Requirement: Return all of the data below verbatim and exclude every picture.
•••
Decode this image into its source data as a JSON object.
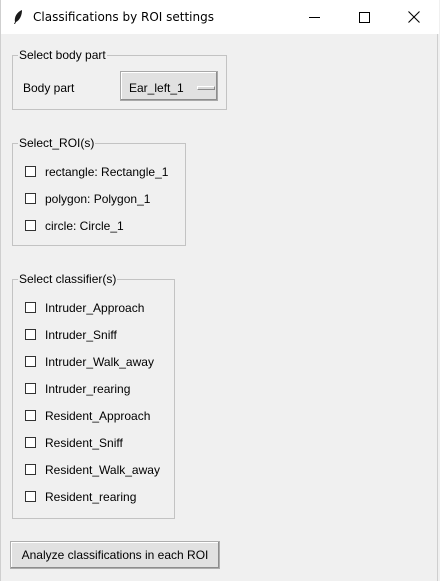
{
  "window": {
    "title": "Classifications by ROI settings",
    "controls": {
      "minimize": "minimize-icon",
      "maximize": "maximize-icon",
      "close": "close-icon"
    }
  },
  "body_part_group": {
    "title": "Select body part",
    "label": "Body part",
    "selected": "Ear_left_1"
  },
  "roi_group": {
    "title": "Select_ROI(s)",
    "items": [
      {
        "label": "rectangle: Rectangle_1",
        "checked": false
      },
      {
        "label": "polygon: Polygon_1",
        "checked": false
      },
      {
        "label": "circle: Circle_1",
        "checked": false
      }
    ]
  },
  "classifier_group": {
    "title": "Select classifier(s)",
    "items": [
      {
        "label": "Intruder_Approach",
        "checked": false
      },
      {
        "label": "Intruder_Sniff",
        "checked": false
      },
      {
        "label": "Intruder_Walk_away",
        "checked": false
      },
      {
        "label": "Intruder_rearing",
        "checked": false
      },
      {
        "label": "Resident_Approach",
        "checked": false
      },
      {
        "label": "Resident_Sniff",
        "checked": false
      },
      {
        "label": "Resident_Walk_away",
        "checked": false
      },
      {
        "label": "Resident_rearing",
        "checked": false
      }
    ]
  },
  "actions": {
    "analyze": "Analyze classifications in each ROI"
  }
}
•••
Exercise response:
Decode this image into its source data as a JSON object.
{
  "window": {
    "title": "Classifications by ROI settings",
    "controls": {
      "minimize": "minimize-icon",
      "maximize": "maximize-icon",
      "close": "close-icon"
    }
  },
  "body_part_group": {
    "title": "Select body part",
    "label": "Body part",
    "selected": "Ear_left_1"
  },
  "roi_group": {
    "title": "Select_ROI(s)",
    "items": [
      {
        "label": "rectangle: Rectangle_1",
        "checked": false
      },
      {
        "label": "polygon: Polygon_1",
        "checked": false
      },
      {
        "label": "circle: Circle_1",
        "checked": false
      }
    ]
  },
  "classifier_group": {
    "title": "Select classifier(s)",
    "items": [
      {
        "label": "Intruder_Approach",
        "checked": false
      },
      {
        "label": "Intruder_Sniff",
        "checked": false
      },
      {
        "label": "Intruder_Walk_away",
        "checked": false
      },
      {
        "label": "Intruder_rearing",
        "checked": false
      },
      {
        "label": "Resident_Approach",
        "checked": false
      },
      {
        "label": "Resident_Sniff",
        "checked": false
      },
      {
        "label": "Resident_Walk_away",
        "checked": false
      },
      {
        "label": "Resident_rearing",
        "checked": false
      }
    ]
  },
  "actions": {
    "analyze": "Analyze classifications in each ROI"
  }
}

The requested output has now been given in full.